WHAT YOU WILL DO: In the material below, identify each line bearing the word "Previous". Reproduce those lines.

SOURCE INFORMATION:
- Opening Delimiter -

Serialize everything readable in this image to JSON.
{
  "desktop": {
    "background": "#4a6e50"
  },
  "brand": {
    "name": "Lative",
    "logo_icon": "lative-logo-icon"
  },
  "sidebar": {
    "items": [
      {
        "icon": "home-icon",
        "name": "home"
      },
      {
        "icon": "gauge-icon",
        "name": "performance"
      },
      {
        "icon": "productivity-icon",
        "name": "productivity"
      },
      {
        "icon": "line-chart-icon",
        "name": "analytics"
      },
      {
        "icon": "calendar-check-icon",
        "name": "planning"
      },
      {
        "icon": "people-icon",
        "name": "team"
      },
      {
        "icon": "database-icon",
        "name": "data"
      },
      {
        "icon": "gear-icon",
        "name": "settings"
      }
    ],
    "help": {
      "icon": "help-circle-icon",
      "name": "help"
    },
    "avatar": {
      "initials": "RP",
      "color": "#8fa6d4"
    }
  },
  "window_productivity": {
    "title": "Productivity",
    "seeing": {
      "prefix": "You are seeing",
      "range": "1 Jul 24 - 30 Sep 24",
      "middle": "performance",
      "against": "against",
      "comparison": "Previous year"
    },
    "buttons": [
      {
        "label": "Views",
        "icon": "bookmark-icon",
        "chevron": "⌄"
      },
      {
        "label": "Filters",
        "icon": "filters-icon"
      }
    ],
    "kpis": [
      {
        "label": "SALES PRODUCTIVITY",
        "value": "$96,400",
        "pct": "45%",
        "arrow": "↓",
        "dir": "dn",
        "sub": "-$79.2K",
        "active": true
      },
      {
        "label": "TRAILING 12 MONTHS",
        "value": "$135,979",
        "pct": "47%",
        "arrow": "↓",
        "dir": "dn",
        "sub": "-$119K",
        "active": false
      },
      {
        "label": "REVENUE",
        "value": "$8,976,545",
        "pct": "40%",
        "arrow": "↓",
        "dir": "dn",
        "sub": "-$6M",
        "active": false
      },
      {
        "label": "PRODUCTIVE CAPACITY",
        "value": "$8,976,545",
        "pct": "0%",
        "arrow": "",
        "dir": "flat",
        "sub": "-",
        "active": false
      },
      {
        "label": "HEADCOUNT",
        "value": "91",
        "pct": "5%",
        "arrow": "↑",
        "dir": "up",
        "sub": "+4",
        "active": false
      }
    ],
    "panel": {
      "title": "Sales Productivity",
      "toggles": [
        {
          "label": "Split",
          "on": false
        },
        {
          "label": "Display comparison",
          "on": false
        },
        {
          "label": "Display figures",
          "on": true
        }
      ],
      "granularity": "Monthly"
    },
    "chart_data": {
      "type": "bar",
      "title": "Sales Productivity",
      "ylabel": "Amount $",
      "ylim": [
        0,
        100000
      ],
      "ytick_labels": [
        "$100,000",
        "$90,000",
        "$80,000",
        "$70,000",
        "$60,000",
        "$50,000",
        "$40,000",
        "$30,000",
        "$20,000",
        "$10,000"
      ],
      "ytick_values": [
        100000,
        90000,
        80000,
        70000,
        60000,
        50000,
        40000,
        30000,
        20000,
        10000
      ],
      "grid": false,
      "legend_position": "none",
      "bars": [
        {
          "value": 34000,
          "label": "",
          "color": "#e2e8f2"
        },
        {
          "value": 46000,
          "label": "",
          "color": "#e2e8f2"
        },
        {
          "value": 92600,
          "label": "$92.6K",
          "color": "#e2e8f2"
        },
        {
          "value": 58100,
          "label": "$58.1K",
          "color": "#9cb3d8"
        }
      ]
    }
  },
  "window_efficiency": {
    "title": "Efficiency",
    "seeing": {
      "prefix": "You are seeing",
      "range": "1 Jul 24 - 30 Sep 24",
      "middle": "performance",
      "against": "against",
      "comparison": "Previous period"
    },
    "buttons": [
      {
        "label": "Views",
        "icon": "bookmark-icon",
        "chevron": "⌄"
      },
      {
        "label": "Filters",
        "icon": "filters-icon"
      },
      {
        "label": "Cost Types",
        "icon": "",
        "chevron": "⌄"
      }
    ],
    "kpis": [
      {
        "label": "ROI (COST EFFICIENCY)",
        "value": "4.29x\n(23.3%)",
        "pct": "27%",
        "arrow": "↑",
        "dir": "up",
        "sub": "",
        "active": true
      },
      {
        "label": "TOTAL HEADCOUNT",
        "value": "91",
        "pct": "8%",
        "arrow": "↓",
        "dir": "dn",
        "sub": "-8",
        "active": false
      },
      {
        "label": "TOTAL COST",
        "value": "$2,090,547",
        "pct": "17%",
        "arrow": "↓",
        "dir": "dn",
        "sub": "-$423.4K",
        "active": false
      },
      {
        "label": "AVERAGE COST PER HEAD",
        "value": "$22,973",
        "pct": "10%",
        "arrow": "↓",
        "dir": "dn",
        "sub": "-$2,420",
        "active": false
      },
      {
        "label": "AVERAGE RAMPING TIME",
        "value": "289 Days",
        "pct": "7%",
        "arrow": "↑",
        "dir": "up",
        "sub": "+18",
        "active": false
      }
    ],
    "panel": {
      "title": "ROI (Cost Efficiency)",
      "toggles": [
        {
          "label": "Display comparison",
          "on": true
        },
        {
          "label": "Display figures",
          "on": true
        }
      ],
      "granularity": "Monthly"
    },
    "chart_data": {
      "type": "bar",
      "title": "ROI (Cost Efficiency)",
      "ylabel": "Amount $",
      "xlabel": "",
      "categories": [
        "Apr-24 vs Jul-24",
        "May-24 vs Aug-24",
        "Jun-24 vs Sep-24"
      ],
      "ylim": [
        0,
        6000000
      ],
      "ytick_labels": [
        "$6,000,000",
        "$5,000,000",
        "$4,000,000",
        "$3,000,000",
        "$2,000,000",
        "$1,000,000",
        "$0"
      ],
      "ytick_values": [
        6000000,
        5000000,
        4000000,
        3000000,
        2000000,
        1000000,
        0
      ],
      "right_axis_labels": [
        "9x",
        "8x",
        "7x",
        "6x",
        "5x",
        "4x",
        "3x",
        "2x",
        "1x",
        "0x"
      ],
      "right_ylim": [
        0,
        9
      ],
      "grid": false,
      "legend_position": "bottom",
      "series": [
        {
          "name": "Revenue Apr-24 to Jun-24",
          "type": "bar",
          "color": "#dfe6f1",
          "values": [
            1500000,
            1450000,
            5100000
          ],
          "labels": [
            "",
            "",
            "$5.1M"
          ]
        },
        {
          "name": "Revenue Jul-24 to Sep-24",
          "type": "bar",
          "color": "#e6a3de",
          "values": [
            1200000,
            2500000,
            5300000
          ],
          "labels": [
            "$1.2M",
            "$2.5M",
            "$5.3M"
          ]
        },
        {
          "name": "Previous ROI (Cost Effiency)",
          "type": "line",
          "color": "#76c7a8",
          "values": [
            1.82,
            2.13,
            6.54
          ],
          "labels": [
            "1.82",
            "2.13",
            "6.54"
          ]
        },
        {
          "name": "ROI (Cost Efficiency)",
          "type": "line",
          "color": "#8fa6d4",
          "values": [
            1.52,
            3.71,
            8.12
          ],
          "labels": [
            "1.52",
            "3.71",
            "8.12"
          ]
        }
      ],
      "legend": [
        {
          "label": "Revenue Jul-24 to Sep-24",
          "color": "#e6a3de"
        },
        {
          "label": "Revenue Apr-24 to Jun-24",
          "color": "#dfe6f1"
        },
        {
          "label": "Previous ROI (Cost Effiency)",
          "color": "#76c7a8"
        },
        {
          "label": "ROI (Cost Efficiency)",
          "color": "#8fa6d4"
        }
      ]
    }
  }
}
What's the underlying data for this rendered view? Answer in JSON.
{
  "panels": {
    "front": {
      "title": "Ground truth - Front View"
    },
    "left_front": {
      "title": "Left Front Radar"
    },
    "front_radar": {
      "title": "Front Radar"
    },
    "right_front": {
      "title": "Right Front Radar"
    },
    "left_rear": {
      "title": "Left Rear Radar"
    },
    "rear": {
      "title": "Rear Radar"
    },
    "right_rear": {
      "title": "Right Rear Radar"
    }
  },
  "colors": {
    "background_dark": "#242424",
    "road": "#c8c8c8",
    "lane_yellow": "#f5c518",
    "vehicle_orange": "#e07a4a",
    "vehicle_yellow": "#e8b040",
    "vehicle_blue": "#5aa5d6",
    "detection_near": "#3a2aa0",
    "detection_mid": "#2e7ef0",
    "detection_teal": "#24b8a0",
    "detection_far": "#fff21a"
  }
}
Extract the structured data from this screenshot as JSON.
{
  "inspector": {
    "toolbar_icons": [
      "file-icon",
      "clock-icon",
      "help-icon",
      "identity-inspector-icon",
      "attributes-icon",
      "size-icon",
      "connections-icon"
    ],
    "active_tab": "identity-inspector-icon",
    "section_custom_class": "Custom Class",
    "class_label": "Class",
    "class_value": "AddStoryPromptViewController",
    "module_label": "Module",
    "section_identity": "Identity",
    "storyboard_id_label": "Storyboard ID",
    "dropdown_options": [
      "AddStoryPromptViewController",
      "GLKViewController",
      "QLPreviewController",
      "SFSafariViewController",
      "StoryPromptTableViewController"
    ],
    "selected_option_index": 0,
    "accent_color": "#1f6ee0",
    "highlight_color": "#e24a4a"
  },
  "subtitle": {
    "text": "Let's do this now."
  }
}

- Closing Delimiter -

PROBLEM SOLUTION:
      "comparison": "Previous year"
      "comparison": "Previous period"
          "name": "Previous ROI (Cost Effiency)",
          "label": "Previous ROI (Cost Effiency)",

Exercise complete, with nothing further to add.